*Directions*
List every line below containing "Semester".

*Excerpts from an interface dataset*
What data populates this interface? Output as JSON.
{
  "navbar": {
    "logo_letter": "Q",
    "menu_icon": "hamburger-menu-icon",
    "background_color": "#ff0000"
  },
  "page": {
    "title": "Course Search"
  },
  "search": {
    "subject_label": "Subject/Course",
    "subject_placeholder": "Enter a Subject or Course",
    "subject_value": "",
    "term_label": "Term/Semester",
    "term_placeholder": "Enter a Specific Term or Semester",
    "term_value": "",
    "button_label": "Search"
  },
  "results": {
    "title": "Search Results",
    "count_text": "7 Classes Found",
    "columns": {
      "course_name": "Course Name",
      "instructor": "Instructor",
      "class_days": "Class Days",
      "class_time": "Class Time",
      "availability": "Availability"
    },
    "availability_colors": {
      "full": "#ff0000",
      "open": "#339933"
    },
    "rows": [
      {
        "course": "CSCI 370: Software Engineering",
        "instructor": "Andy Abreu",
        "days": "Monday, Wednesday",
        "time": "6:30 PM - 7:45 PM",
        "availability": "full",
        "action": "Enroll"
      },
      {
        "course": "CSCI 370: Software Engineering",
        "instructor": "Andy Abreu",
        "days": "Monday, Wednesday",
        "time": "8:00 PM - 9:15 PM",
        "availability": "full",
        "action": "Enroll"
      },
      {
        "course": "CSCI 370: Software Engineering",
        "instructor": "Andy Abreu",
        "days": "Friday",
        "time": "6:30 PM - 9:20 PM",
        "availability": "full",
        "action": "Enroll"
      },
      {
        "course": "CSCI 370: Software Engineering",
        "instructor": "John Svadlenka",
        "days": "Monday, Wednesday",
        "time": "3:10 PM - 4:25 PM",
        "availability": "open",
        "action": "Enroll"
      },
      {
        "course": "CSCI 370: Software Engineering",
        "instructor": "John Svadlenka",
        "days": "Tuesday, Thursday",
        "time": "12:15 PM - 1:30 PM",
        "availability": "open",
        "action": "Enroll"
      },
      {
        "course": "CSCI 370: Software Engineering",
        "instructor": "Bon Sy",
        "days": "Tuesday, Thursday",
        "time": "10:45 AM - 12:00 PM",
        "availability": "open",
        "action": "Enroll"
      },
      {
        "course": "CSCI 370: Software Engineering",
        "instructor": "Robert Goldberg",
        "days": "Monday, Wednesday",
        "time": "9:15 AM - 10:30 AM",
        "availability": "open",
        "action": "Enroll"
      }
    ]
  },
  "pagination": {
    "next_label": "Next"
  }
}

*Solved problem*
    "term_label": "Term/Semester",
    "term_placeholder": "Enter a Specific Term or Semester",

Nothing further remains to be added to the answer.